This book seeks to explore the relationship between Isaiah Shembe, founder of the amaNazaretha Church, ancestors and Christ in the context of the rapid growth of African Initiated Churches (AICs) during the latter part of the nineteenth century and throughout the twentieth century. It is clearly Christological in focus as the central question posed by the study is "whether Jesus Christ is still central in the lives of the amaNazaretha adherents" (:xi). This phrase immediately displays a negative attitude in its use of "adherents" rather than members. The author's basic research question is whether or not the Shembe movement's view of Christ is "compatible with Christological norms articulated in the western tradition of Christianity" (:xvi).
This book is an excellent resource for any person considering mission work, or for training those who may be preparing for involvement in mission. It is written by two exceptionally experienced missionaries with years of practical experience, as well as academic teaching. Both the authors share something of their past backgrounds and home churches, which gives insights into how they developed their particular philosophy of missions.

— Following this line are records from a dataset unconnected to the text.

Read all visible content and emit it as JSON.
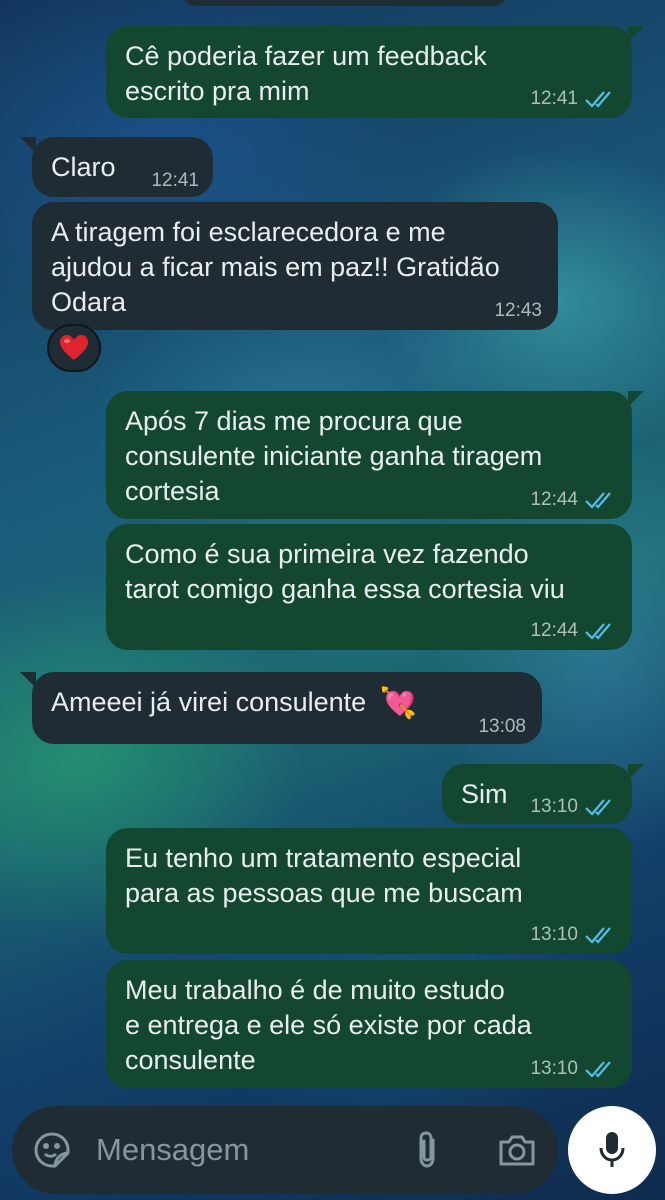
{
  "messages": [
    {
      "direction": "out",
      "text": "Cê poderia fazer um feedback\nescrito pra mim",
      "time": "12:41",
      "status": "read"
    },
    {
      "direction": "in",
      "text": "Claro",
      "time": "12:41"
    },
    {
      "direction": "in",
      "text": "A tiragem foi esclarecedora e me\najudou a ficar mais em paz!! Gratidão\nOdara",
      "time": "12:43",
      "reaction": "❤️"
    },
    {
      "direction": "out",
      "text": "Após 7 dias me procura que\nconsulente iniciante ganha tiragem\ncortesia",
      "time": "12:44",
      "status": "read"
    },
    {
      "direction": "out",
      "text": "Como é sua primeira vez fazendo\ntarot comigo ganha essa cortesia viu",
      "time": "12:44",
      "status": "read"
    },
    {
      "direction": "in",
      "text": "Ameeei já virei consulente",
      "emoji": "💘",
      "time": "13:08"
    },
    {
      "direction": "out",
      "text": "Sim",
      "time": "13:10",
      "status": "read"
    },
    {
      "direction": "out",
      "text": "Eu tenho um tratamento especial\npara as pessoas que me buscam",
      "time": "13:10",
      "status": "read"
    },
    {
      "direction": "out",
      "text": "Meu trabalho é de muito estudo\ne entrega e ele só existe por cada\nconsulente",
      "time": "13:10",
      "status": "read"
    }
  ],
  "composer": {
    "placeholder": "Mensagem",
    "icons": [
      "sticker-icon",
      "attach-icon",
      "camera-icon",
      "mic-icon"
    ]
  },
  "colors": {
    "outgoing_bubble": "#13472f",
    "incoming_bubble": "#1f2c34",
    "read_ticks": "#53bdeb",
    "text": "#e9edef",
    "meta_text": "#8696a0"
  }
}
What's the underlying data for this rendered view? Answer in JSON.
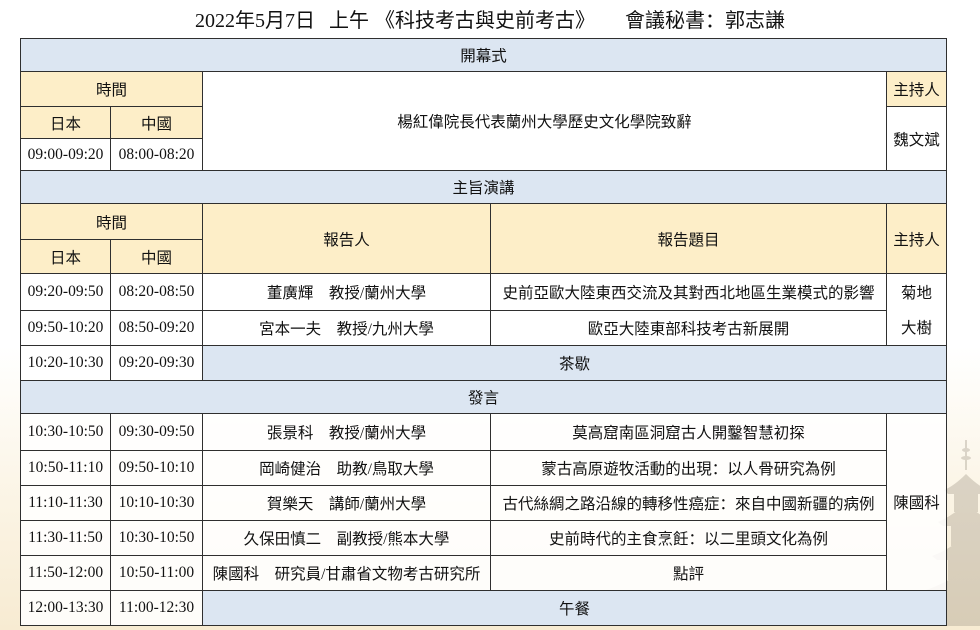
{
  "title": {
    "date": "2022年5月7日",
    "session": "上午",
    "theme": "《科技考古與史前考古》",
    "secretary": "會議秘書：郭志謙"
  },
  "labels": {
    "time": "時間",
    "japan": "日本",
    "china": "中國",
    "speaker": "報告人",
    "topic": "報告題目",
    "host": "主持人"
  },
  "opening": {
    "section": "開幕式",
    "japan_time": "09:00-09:20",
    "china_time": "08:00-08:20",
    "content": "楊紅偉院長代表蘭州大學歷史文化學院致辭",
    "host": "魏文斌"
  },
  "keynote": {
    "section": "主旨演講",
    "rows": [
      {
        "japan_time": "09:20-09:50",
        "china_time": "08:20-08:50",
        "speaker": {
          "name": "董廣輝",
          "role": "教授/蘭州大學"
        },
        "topic": "史前亞歐大陸東西交流及其對西北地區生業模式的影響"
      },
      {
        "japan_time": "09:50-10:20",
        "china_time": "08:50-09:20",
        "speaker": {
          "name": "宮本一夫",
          "role": "教授/九州大學"
        },
        "topic": "歐亞大陸東部科技考古新展開"
      }
    ],
    "host_lines": [
      "菊地",
      "大樹"
    ],
    "break": {
      "japan_time": "10:20-10:30",
      "china_time": "09:20-09:30",
      "label": "茶歇"
    }
  },
  "talks": {
    "section": "發言",
    "rows": [
      {
        "japan_time": "10:30-10:50",
        "china_time": "09:30-09:50",
        "speaker": {
          "name": "張景科",
          "role": "教授/蘭州大學"
        },
        "topic": "莫高窟南區洞窟古人開鑿智慧初探"
      },
      {
        "japan_time": "10:50-11:10",
        "china_time": "09:50-10:10",
        "speaker": {
          "name": "岡崎健治",
          "role": "助教/鳥取大學"
        },
        "topic": "蒙古高原遊牧活動的出現：以人骨研究為例"
      },
      {
        "japan_time": "11:10-11:30",
        "china_time": "10:10-10:30",
        "speaker": {
          "name": "賀樂天",
          "role": "講師/蘭州大學"
        },
        "topic": "古代絲綢之路沿線的轉移性癌症：來自中國新疆的病例"
      },
      {
        "japan_time": "11:30-11:50",
        "china_time": "10:30-10:50",
        "speaker": {
          "name": "久保田慎二",
          "role": "副教授/熊本大學"
        },
        "topic": "史前時代的主食烹飪：以二里頭文化為例"
      },
      {
        "japan_time": "11:50-12:00",
        "china_time": "10:50-11:00",
        "speaker": {
          "name": "陳國科",
          "role": "研究員/甘肅省文物考古研究所"
        },
        "topic": "點評"
      }
    ],
    "host": "陳國科",
    "lunch": {
      "japan_time": "12:00-13:30",
      "china_time": "11:00-12:30",
      "label": "午餐"
    }
  },
  "colors": {
    "section_bg": "#dce6f2",
    "label_bg": "#fdeec8",
    "border": "#2f2f2f",
    "text": "#111111"
  }
}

The 31 English and German essays contained in this Festschrift in honour of Irving Hexham, the British-Canadian scholar of religion, give an indication of the wide range of interests and expertise Hexham demonstrated in his career. He truly "crossed the borders" of disciplines. The title calls him "an inderdisciplinary historian", and that he may be, but he is not every man's historian. He - and his friends and colleagues who contributed to this book - studied religious phenomena, movements, happenings and people over a wide spectrum and in various ways. In the editors' introductory biographical essay, Irving Hexham is introduced as a stimulating and friendly person. His intellectual abilities make him a treasured companion and partner in any dialogue.